EXERCISE OBJECTIVE =>
Skip the pictures. Copy all the rest of the records down exactly.

- - - -

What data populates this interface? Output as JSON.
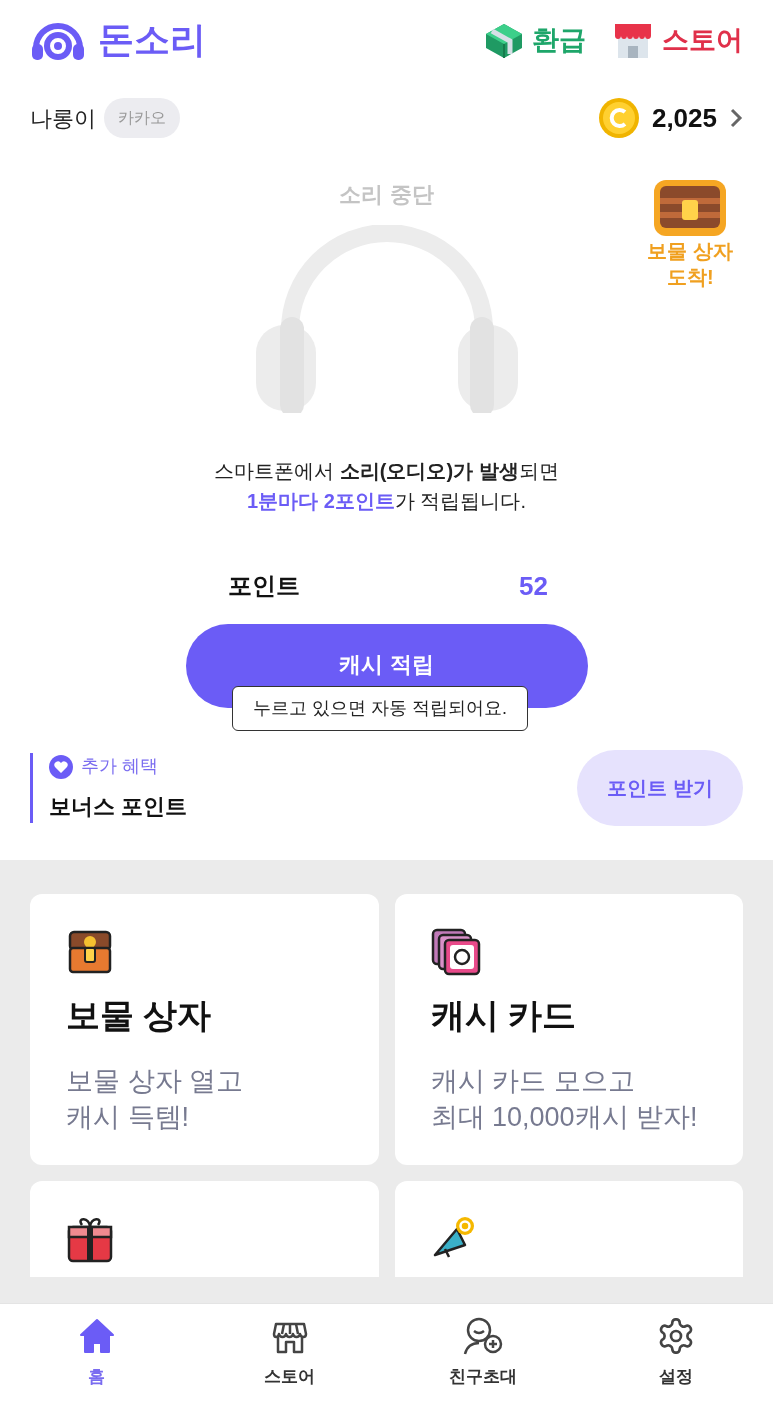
{
  "header": {
    "app_name": "돈소리",
    "actions": [
      {
        "kind": "refund",
        "label": "환급"
      },
      {
        "kind": "store",
        "label": "스토어"
      }
    ]
  },
  "user": {
    "name": "나롱이",
    "login": "카카오",
    "coins": "2,025"
  },
  "player": {
    "status": "소리 중단",
    "playing": false,
    "description": [
      "스마트폰에서 **소리(오디오)가 발생**되면",
      "**1분마다 2포인트**가 적립됩니다."
    ]
  },
  "treasure_notice": {
    "line1": "보물 상자",
    "line2": "도착!"
  },
  "points": {
    "label": "포인트",
    "value": "52"
  },
  "cash_button": {
    "label": "캐시 적립",
    "tooltip": "누르고 있으면 자동 적립되어요."
  },
  "bonus": {
    "tag": "추가 혜택",
    "title": "보너스 포인트",
    "button": "포인트 받기"
  },
  "cards": [
    {
      "kind": "chest",
      "title": "보물 상자",
      "text": [
        "보물 상자 열고",
        "캐시 득템!"
      ]
    },
    {
      "kind": "cards",
      "title": "캐시 카드",
      "text": [
        "캐시 카드 모으고",
        "최대 10,000캐시 받자!"
      ]
    },
    {
      "kind": "gift"
    },
    {
      "kind": "megaphone"
    }
  ],
  "nav": [
    {
      "kind": "home",
      "label": "홈",
      "selected": true
    },
    {
      "kind": "store",
      "label": "스토어",
      "selected": false
    },
    {
      "kind": "invite",
      "label": "친구초대",
      "selected": false
    },
    {
      "kind": "settings",
      "label": "설정",
      "selected": false
    }
  ]
}
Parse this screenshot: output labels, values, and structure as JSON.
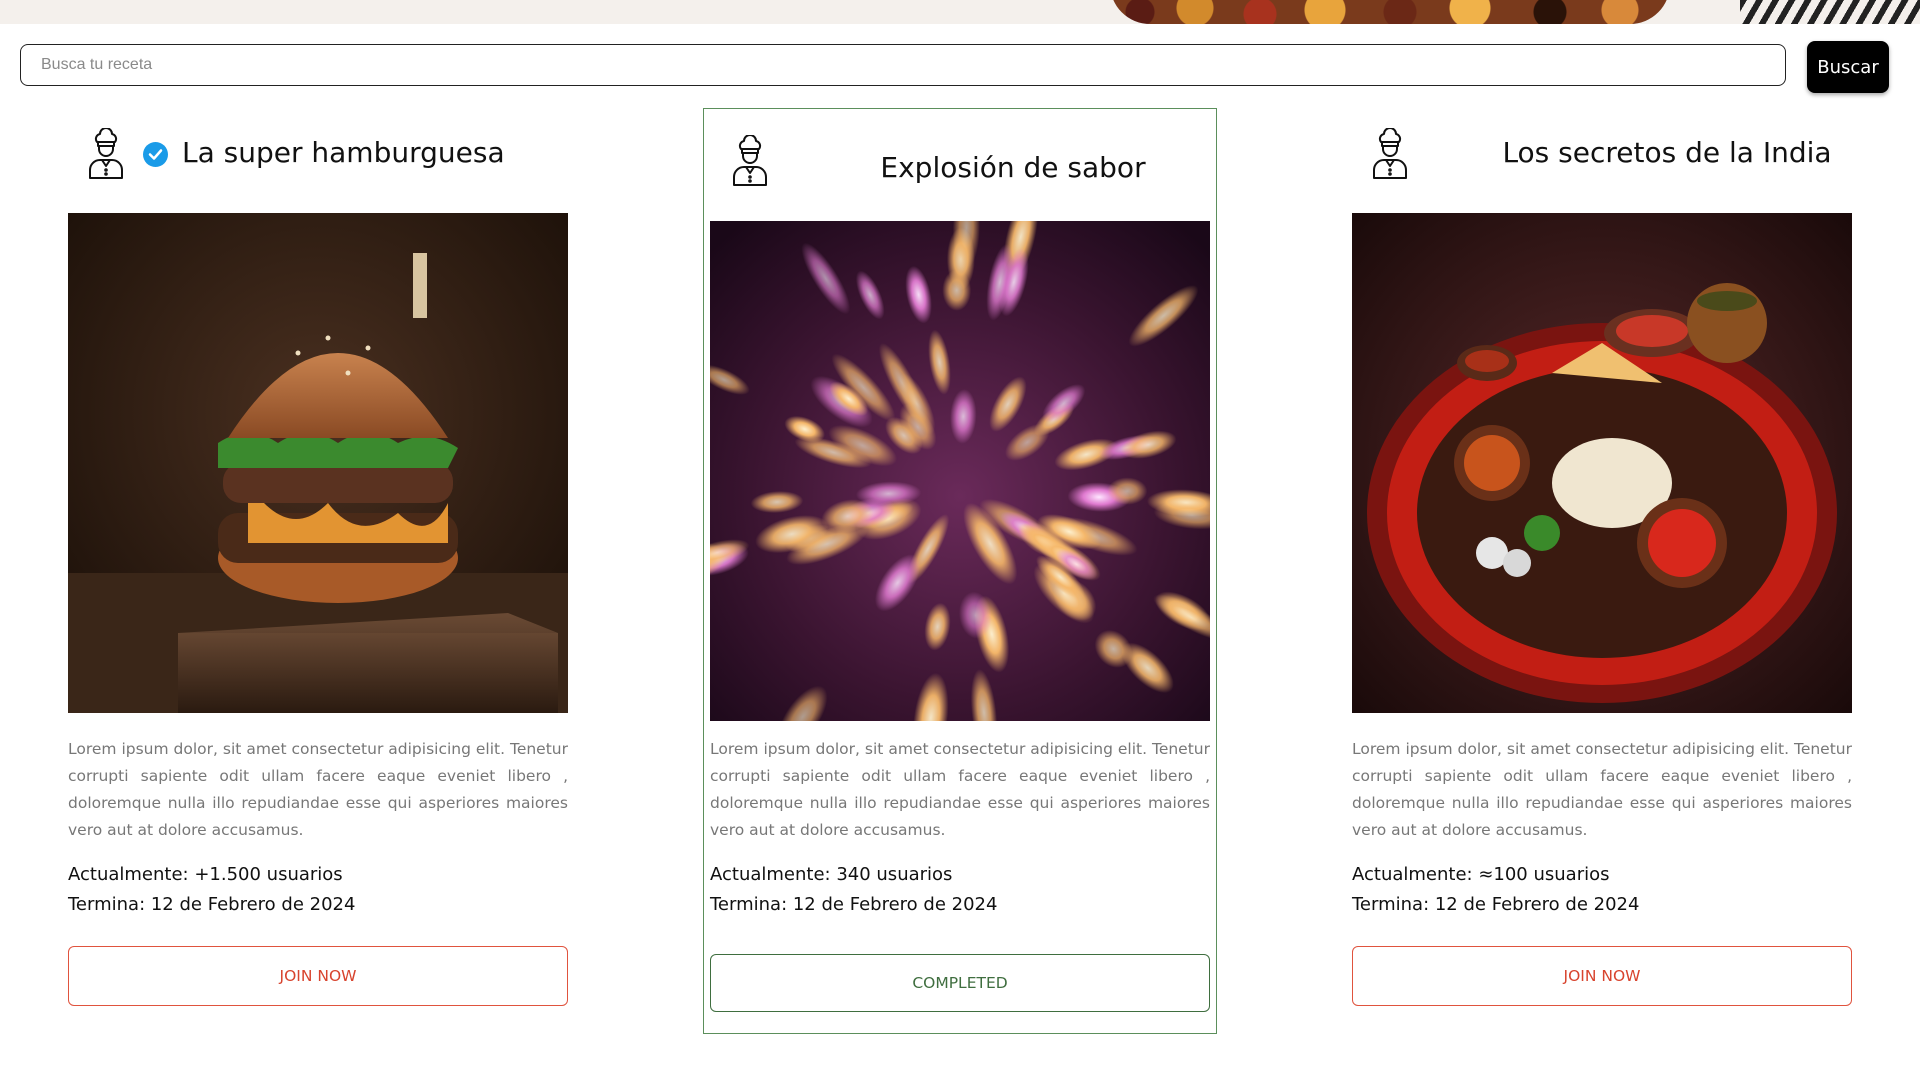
{
  "search": {
    "placeholder": "Busca tu receta",
    "button_label": "Buscar"
  },
  "colors": {
    "join_button": "#e0533e",
    "completed_button": "#3f6e3f",
    "verified_badge": "#1a9be8",
    "search_button_bg": "#000000"
  },
  "cards": [
    {
      "title": "La super hamburguesa",
      "verified": true,
      "chef_icon": "chef-icon",
      "image": "burger-photo",
      "description": "Lorem ipsum dolor, sit amet consectetur adipisicing elit. Tenetur corrupti sapiente odit ullam facere eaque eveniet libero , doloremque nulla illo repudiandae esse qui asperiores maiores vero aut at dolore accusamus.",
      "current": "Actualmente: +1.500 usuarios",
      "ends": "Termina: 12 de Febrero de 2024",
      "button_label": "JOIN NOW",
      "status": "open"
    },
    {
      "title": "Explosión de sabor",
      "verified": false,
      "chef_icon": "chef-icon",
      "image": "fireworks-photo",
      "description": "Lorem ipsum dolor, sit amet consectetur adipisicing elit. Tenetur corrupti sapiente odit ullam facere eaque eveniet libero , doloremque nulla illo repudiandae esse qui asperiores maiores vero aut at dolore accusamus.",
      "current": "Actualmente: 340 usuarios",
      "ends": "Termina: 12 de Febrero de 2024",
      "button_label": "COMPLETED",
      "status": "completed"
    },
    {
      "title": "Los secretos de la India",
      "verified": false,
      "chef_icon": "chef-icon",
      "image": "indian-thali-photo",
      "description": "Lorem ipsum dolor, sit amet consectetur adipisicing elit. Tenetur corrupti sapiente odit ullam facere eaque eveniet libero , doloremque nulla illo repudiandae esse qui asperiores maiores vero aut at dolore accusamus.",
      "current": "Actualmente: ≈100 usuarios",
      "ends": "Termina: 12 de Febrero de 2024",
      "button_label": "JOIN NOW",
      "status": "open"
    }
  ]
}
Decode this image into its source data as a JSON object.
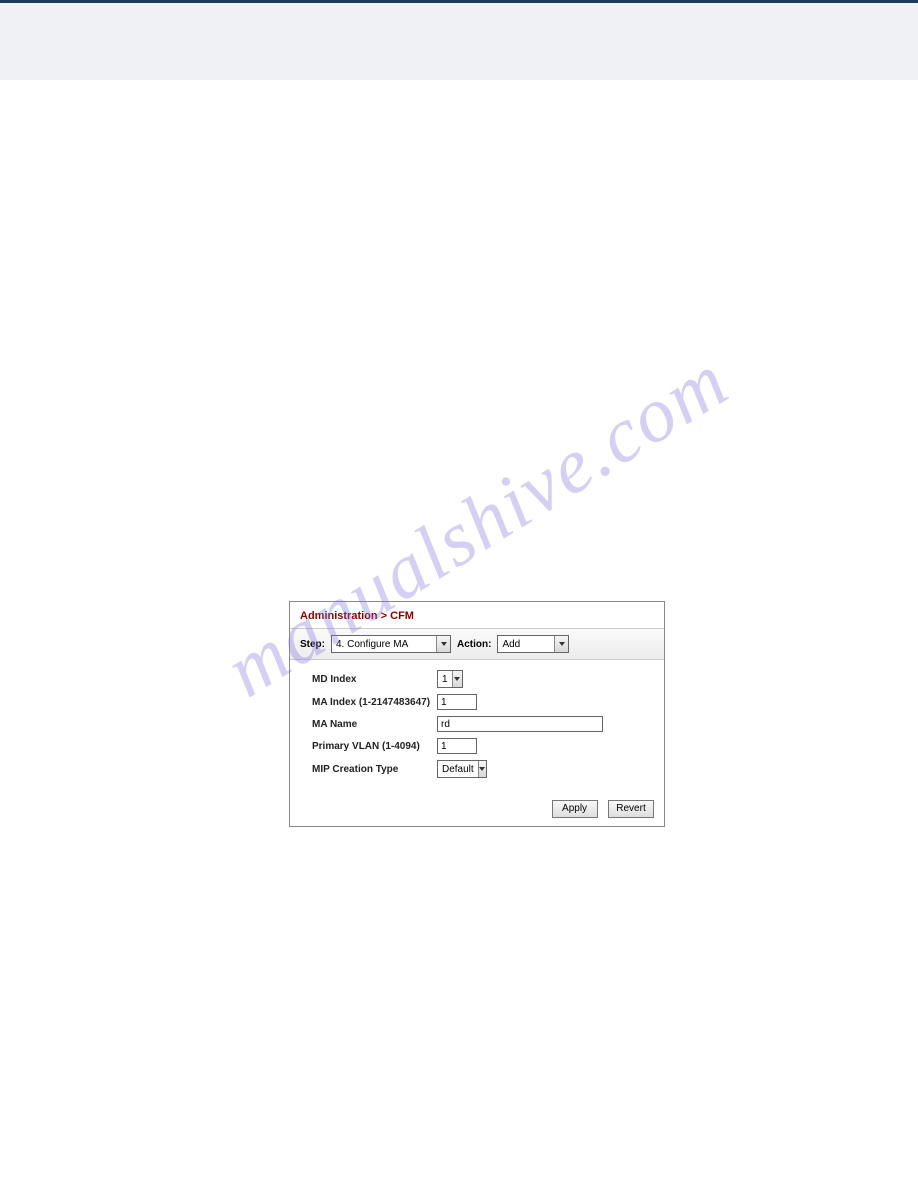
{
  "watermark": "manualshive.com",
  "panel": {
    "title": "Administration > CFM",
    "stepLabel": "Step:",
    "stepValue": "4. Configure MA",
    "actionLabel": "Action:",
    "actionValue": "Add",
    "fields": {
      "mdIndex": {
        "label": "MD Index",
        "value": "1"
      },
      "maIndex": {
        "label": "MA Index (1-2147483647)",
        "value": "1"
      },
      "maName": {
        "label": "MA Name",
        "value": "rd"
      },
      "primaryVlan": {
        "label": "Primary VLAN (1-4094)",
        "value": "1"
      },
      "mipCreation": {
        "label": "MIP Creation Type",
        "value": "Default"
      }
    },
    "buttons": {
      "apply": "Apply",
      "revert": "Revert"
    }
  }
}
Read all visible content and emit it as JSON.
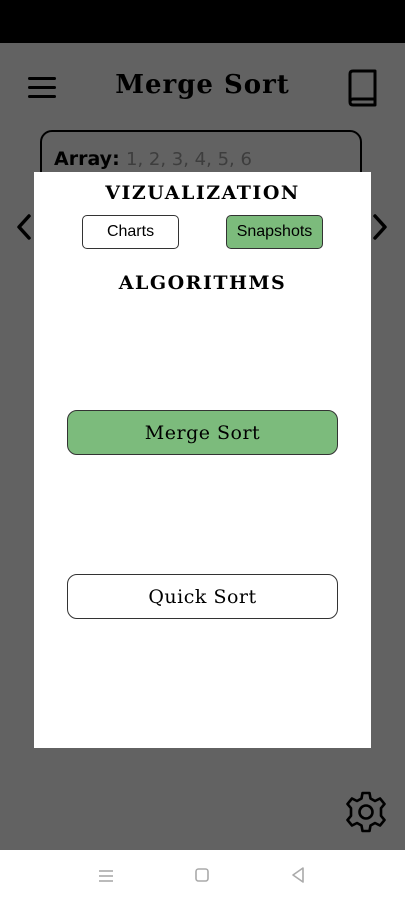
{
  "header": {
    "title": "Merge Sort",
    "menu_icon": "hamburger-menu-icon",
    "book_icon": "book-icon"
  },
  "array_input": {
    "label": "Array:",
    "value": "1, 2, 3, 4, 5, 6"
  },
  "modal": {
    "visualization_title": "VIZUALIZATION",
    "visualization_options": [
      "Charts",
      "Snapshots"
    ],
    "selected_visualization": "Snapshots",
    "algorithms_title": "ALGORITHMS",
    "algorithms": [
      "Merge Sort",
      "Quick Sort"
    ],
    "selected_algorithm": "Merge Sort"
  },
  "colors": {
    "selected": "#7cbb7c",
    "overlay": "#626262"
  },
  "system_nav": [
    "menu-icon",
    "home-square-icon",
    "back-triangle-icon"
  ]
}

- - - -

WRITTEN ANSWER =>
What data populates this interface? Output as JSON.
{
  "header": {
    "app_name": "돈소리",
    "actions": [
      {
        "kind": "refund",
        "label": "환급"
      },
      {
        "kind": "store",
        "label": "스토어"
      }
    ]
  },
  "user": {
    "name": "나롱이",
    "login": "카카오",
    "coins": "2,025"
  },
  "player": {
    "status": "소리 중단",
    "playing": false,
    "description": [
      "스마트폰에서 **소리(오디오)가 발생**되면",
      "**1분마다 2포인트**가 적립됩니다."
    ]
  },
  "treasure_notice": {
    "line1": "보물 상자",
    "line2": "도착!"
  },
  "points": {
    "label": "포인트",
    "value": "52"
  },
  "cash_button": {
    "label": "캐시 적립",
    "tooltip": "누르고 있으면 자동 적립되어요."
  },
  "bonus": {
    "tag": "추가 혜택",
    "title": "보너스 포인트",
    "button": "포인트 받기"
  },
  "cards": [
    {
      "kind": "chest",
      "title": "보물 상자",
      "text": [
        "보물 상자 열고",
        "캐시 득템!"
      ]
    },
    {
      "kind": "cards",
      "title": "캐시 카드",
      "text": [
        "캐시 카드 모으고",
        "최대 10,000캐시 받자!"
      ]
    },
    {
      "kind": "gift"
    },
    {
      "kind": "megaphone"
    }
  ],
  "nav": [
    {
      "kind": "home",
      "label": "홈",
      "selected": true
    },
    {
      "kind": "store",
      "label": "스토어",
      "selected": false
    },
    {
      "kind": "invite",
      "label": "친구초대",
      "selected": false
    },
    {
      "kind": "settings",
      "label": "설정",
      "selected": false
    }
  ]
}
Parse this screenshot: output labels, values, and structure as JSON.
{
  "search": {
    "placeholder": "Busca tu receta",
    "button_label": "Buscar"
  },
  "colors": {
    "join_button": "#e0533e",
    "completed_button": "#3f6e3f",
    "verified_badge": "#1a9be8",
    "search_button_bg": "#000000"
  },
  "cards": [
    {
      "title": "La super hamburguesa",
      "verified": true,
      "chef_icon": "chef-icon",
      "image": "burger-photo",
      "description": "Lorem ipsum dolor, sit amet consectetur adipisicing elit. Tenetur corrupti sapiente odit ullam facere eaque eveniet libero , doloremque nulla illo repudiandae esse qui asperiores maiores vero aut at dolore accusamus.",
      "current": "Actualmente: +1.500 usuarios",
      "ends": "Termina: 12 de Febrero de 2024",
      "button_label": "JOIN NOW",
      "status": "open"
    },
    {
      "title": "Explosión de sabor",
      "verified": false,
      "chef_icon": "chef-icon",
      "image": "fireworks-photo",
      "description": "Lorem ipsum dolor, sit amet consectetur adipisicing elit. Tenetur corrupti sapiente odit ullam facere eaque eveniet libero , doloremque nulla illo repudiandae esse qui asperiores maiores vero aut at dolore accusamus.",
      "current": "Actualmente: 340 usuarios",
      "ends": "Termina: 12 de Febrero de 2024",
      "button_label": "COMPLETED",
      "status": "completed"
    },
    {
      "title": "Los secretos de la India",
      "verified": false,
      "chef_icon": "chef-icon",
      "image": "indian-thali-photo",
      "description": "Lorem ipsum dolor, sit amet consectetur adipisicing elit. Tenetur corrupti sapiente odit ullam facere eaque eveniet libero , doloremque nulla illo repudiandae esse qui asperiores maiores vero aut at dolore accusamus.",
      "current": "Actualmente: ≈100 usuarios",
      "ends": "Termina: 12 de Febrero de 2024",
      "button_label": "JOIN NOW",
      "status": "open"
    }
  ]
}
Decode this image into its source data as a JSON object.
{
  "watermark": "manualshive.com",
  "panel": {
    "title": "Administration > CFM",
    "stepLabel": "Step:",
    "stepValue": "4. Configure MA",
    "actionLabel": "Action:",
    "actionValue": "Add",
    "fields": {
      "mdIndex": {
        "label": "MD Index",
        "value": "1"
      },
      "maIndex": {
        "label": "MA Index (1-2147483647)",
        "value": "1"
      },
      "maName": {
        "label": "MA Name",
        "value": "rd"
      },
      "primaryVlan": {
        "label": "Primary VLAN (1-4094)",
        "value": "1"
      },
      "mipCreation": {
        "label": "MIP Creation Type",
        "value": "Default"
      }
    },
    "buttons": {
      "apply": "Apply",
      "revert": "Revert"
    }
  }
}
Read all visible content and emit it as JSON.
{
  "header": {
    "title": "Merge Sort",
    "menu_icon": "hamburger-menu-icon",
    "book_icon": "book-icon"
  },
  "array_input": {
    "label": "Array:",
    "value": "1, 2, 3, 4, 5, 6"
  },
  "modal": {
    "visualization_title": "VIZUALIZATION",
    "visualization_options": [
      "Charts",
      "Snapshots"
    ],
    "selected_visualization": "Snapshots",
    "algorithms_title": "ALGORITHMS",
    "algorithms": [
      "Merge Sort",
      "Quick Sort"
    ],
    "selected_algorithm": "Merge Sort"
  },
  "colors": {
    "selected": "#7cbb7c",
    "overlay": "#626262"
  },
  "system_nav": [
    "menu-icon",
    "home-square-icon",
    "back-triangle-icon"
  ]
}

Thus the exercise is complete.